Biology. the gradual change in certain characteristics exhibited by members of a series of adjacent populations of organisms of the same species.
Linguistics. (in systemic linguistics) a scale of continuous gradation; continuum.
- clincher tire,
- cline, patsy,
- cling peach,
Origin of cline
1935–40; < Greek klī́nein to lean1
Dictionary.com Unabridged Based on the Random House Unabridged Dictionary, © Random House, Inc. 2019
a continuous variation in form between members of a species having a wide variable geographical or ecological range
Word Origin for cline
C20: from Greek klinein to lean
Patsy, original name Virginia Patterson Hensley . 1932–63, US country singer; her bestselling records include "Walking After Midnight", "I Fall to Pieces", and "Leavin' On Your Mind"
Collins English Dictionary - Complete & Unabridged 2012 Digital Edition © William Collins Sons & Co. Ltd. 1979, 1986 © HarperCollins Publishers 1998, 2000, 2003, 2005, 2006, 2007, 2009, 2012
1938, in biological use, back-formation from incline or from Greek klinein "to slope, to lean" (see lean (v.)). Middle English had clinen (v.) "to bend, bow," from Old French cliner, from Latin clinare.
Online Etymology Dictionary, © 2010 Douglas Harper
A gradual change in an inherited characteristic across the geographic range of a species, usually correlated with an environmental transition such as altitude, temperature, or moisture.
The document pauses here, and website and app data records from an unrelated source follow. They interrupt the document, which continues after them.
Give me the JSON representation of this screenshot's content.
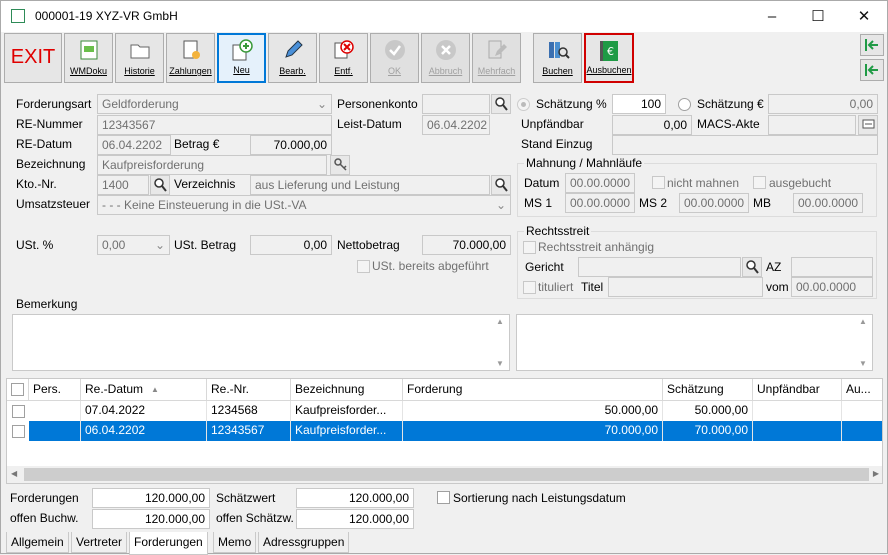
{
  "window": {
    "title": "000001-19 XYZ-VR GmbH",
    "minimize": "–",
    "maximize": "☐",
    "close": "✕"
  },
  "toolbar": {
    "exit": "EXIT",
    "wmdoku": "WMDoku",
    "historie": "Historie",
    "zahlungen": "Zahlungen",
    "neu": "Neu",
    "bearb": "Bearb.",
    "entf": "Entf.",
    "ok": "OK",
    "abbruch": "Abbruch",
    "mehrfach": "Mehrfach",
    "buchen": "Buchen",
    "ausbuchen": "Ausbuchen"
  },
  "form": {
    "forderungsart_label": "Forderungsart",
    "forderungsart": "Geldforderung",
    "personenkonto_label": "Personenkonto",
    "personenkonto": "",
    "schaetzung_pct_label": "Schätzung %",
    "schaetzung_pct": "100",
    "schaetzung_eur_label": "Schätzung €",
    "schaetzung_eur": "0,00",
    "re_nummer_label": "RE-Nummer",
    "re_nummer": "12343567",
    "leist_datum_label": "Leist-Datum",
    "leist_datum": "06.04.2202",
    "unpfaendbar_label": "Unpfändbar",
    "unpfaendbar": "0,00",
    "macs_akte_label": "MACS-Akte",
    "macs_akte": "",
    "re_datum_label": "RE-Datum",
    "re_datum": "06.04.2202",
    "betrag_label": "Betrag €",
    "betrag": "70.000,00",
    "stand_einzug_label": "Stand Einzug",
    "stand_einzug": "",
    "bezeichnung_label": "Bezeichnung",
    "bezeichnung": "Kaufpreisforderung",
    "kto_nr_label": "Kto.-Nr.",
    "kto_nr": "1400",
    "verzeichnis_label": "Verzeichnis",
    "verzeichnis": "aus Lieferung und Leistung",
    "umsatzsteuer_label": "Umsatzsteuer",
    "umsatzsteuer": "- - - Keine Einsteuerung in die USt.-VA",
    "ust_pct_label": "USt. %",
    "ust_pct": "0,00",
    "ust_betrag_label": "USt. Betrag",
    "ust_betrag": "0,00",
    "nettobetrag_label": "Nettobetrag",
    "nettobetrag": "70.000,00",
    "ust_abgefuehrt_label": "USt. bereits abgeführt",
    "bemerkung_label": "Bemerkung"
  },
  "mahnung": {
    "title": "Mahnung / Mahnläufe",
    "datum_label": "Datum",
    "datum": "00.00.0000",
    "nicht_mahnen_label": "nicht mahnen",
    "ausgebucht_label": "ausgebucht",
    "ms1_label": "MS 1",
    "ms1": "00.00.0000",
    "ms2_label": "MS 2",
    "ms2": "00.00.0000",
    "mb_label": "MB",
    "mb": "00.00.0000"
  },
  "rechtsstreit": {
    "title": "Rechtsstreit",
    "anhaengig_label": "Rechtsstreit anhängig",
    "gericht_label": "Gericht",
    "gericht": "",
    "az_label": "AZ",
    "az": "",
    "tituliert_label": "tituliert",
    "titel_label": "Titel",
    "titel": "",
    "vom_label": "vom",
    "vom": "00.00.0000"
  },
  "table": {
    "headers": [
      "Pers.",
      "Re.-Datum",
      "Re.-Nr.",
      "Bezeichnung",
      "Forderung",
      "Schätzung",
      "Unpfändbar",
      "Au..."
    ],
    "rows": [
      {
        "pers": "",
        "datum": "07.04.2022",
        "nr": "1234568",
        "bez": "Kaufpreisforder...",
        "ford": "50.000,00",
        "sch": "50.000,00",
        "unp": ""
      },
      {
        "pers": "",
        "datum": "06.04.2202",
        "nr": "12343567",
        "bez": "Kaufpreisforder...",
        "ford": "70.000,00",
        "sch": "70.000,00",
        "unp": ""
      }
    ]
  },
  "totals": {
    "forderungen_label": "Forderungen",
    "forderungen": "120.000,00",
    "offen_buchw_label": "offen Buchw.",
    "offen_buchw": "120.000,00",
    "schaetzwert_label": "Schätzwert",
    "schaetzwert": "120.000,00",
    "offen_schaetzw_label": "offen Schätzw.",
    "offen_schaetzw": "120.000,00",
    "sortierung_label": "Sortierung nach Leistungsdatum"
  },
  "tabs": [
    "Allgemein",
    "Vertreter",
    "Forderungen",
    "Memo",
    "Adressgruppen"
  ],
  "colors": {
    "accent": "#0078d7",
    "exit": "#e00000"
  }
}
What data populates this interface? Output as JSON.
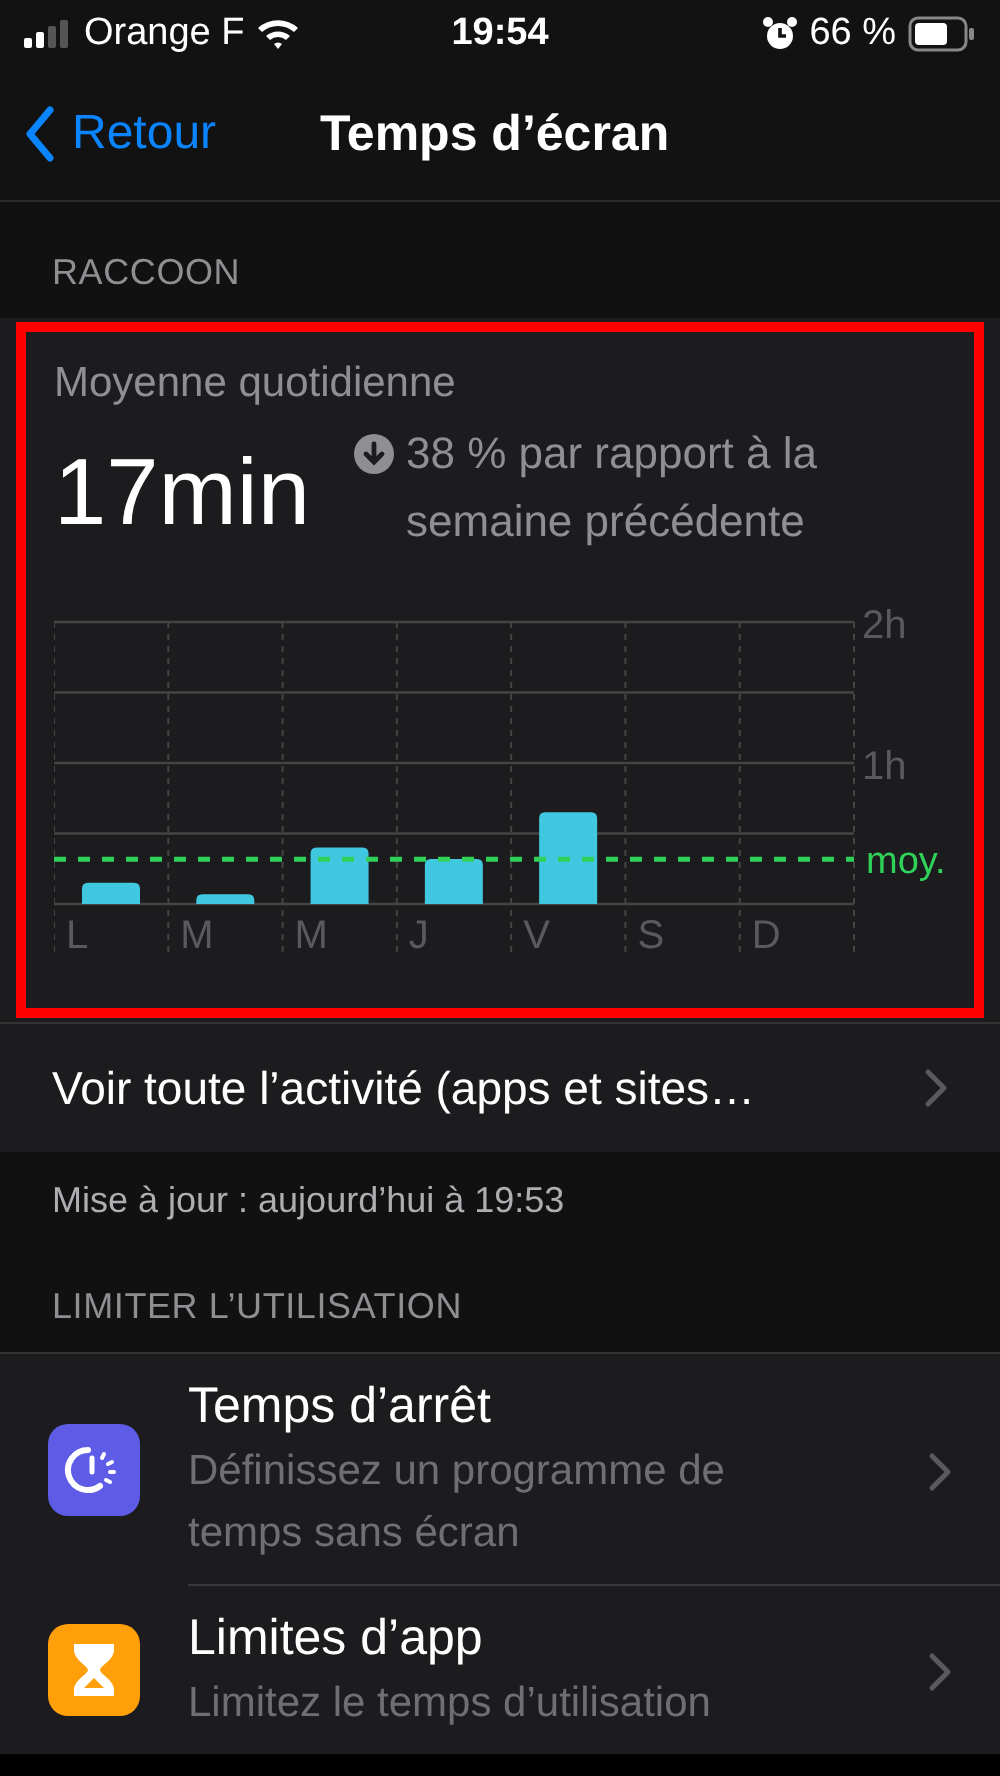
{
  "status_bar": {
    "carrier": "Orange F",
    "time": "19:54",
    "battery": "66 %"
  },
  "nav": {
    "back": "Retour",
    "title": "Temps d’écran"
  },
  "device_header": "RACCOON",
  "summary": {
    "highlighted": true,
    "title": "Moyenne quotidienne",
    "value": "17min",
    "comparison": "38 % par rapport à la semaine précédente",
    "average_label": "moy.",
    "chart_data": {
      "type": "bar",
      "categories": [
        "L",
        "M",
        "M",
        "J",
        "V",
        "S",
        "D"
      ],
      "series": [
        {
          "color": "#40c8e0",
          "values": [
            0.15,
            0.07,
            0.4,
            0.32,
            0.65,
            null,
            null
          ]
        }
      ],
      "ylim": [
        0,
        2
      ],
      "yticks": [
        {
          "value": 1,
          "label": "1h"
        },
        {
          "value": 2,
          "label": "2h"
        }
      ]
    }
  },
  "activity_link": "Voir toute l’activité (apps et sites…",
  "updated": "Mise à jour : aujourd’hui à 19:53",
  "limit_header": "LIMITER L’UTILISATION",
  "limit_items": [
    {
      "kind": "downtime",
      "title": "Temps d’arrêt",
      "subtitle": "Définissez un programme de temps sans écran",
      "color": "#5e5ce6"
    },
    {
      "kind": "applimits",
      "title": "Limites d’app",
      "subtitle": "Limitez le temps d’utilisation",
      "color": "#ff9f0a"
    }
  ]
}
For example, the body size in a species of warm-blooded animals tends to be larger in cooler climates (a latitudinal cline), while the flowering time of a plant may tend to be later at higher altitudes (an altitudinal cline). In species in which the gene flow between adjacent populations is high, the cline is typically smooth, whereas in populations with restricted gene flow the cline usually occurs as a series of relatively abrupt changes from one group to the next.
The American Heritage® Science Dictionary Copyright © 2011. Published by Houghton Mifflin Harcourt Publishing Company. All rights reserved.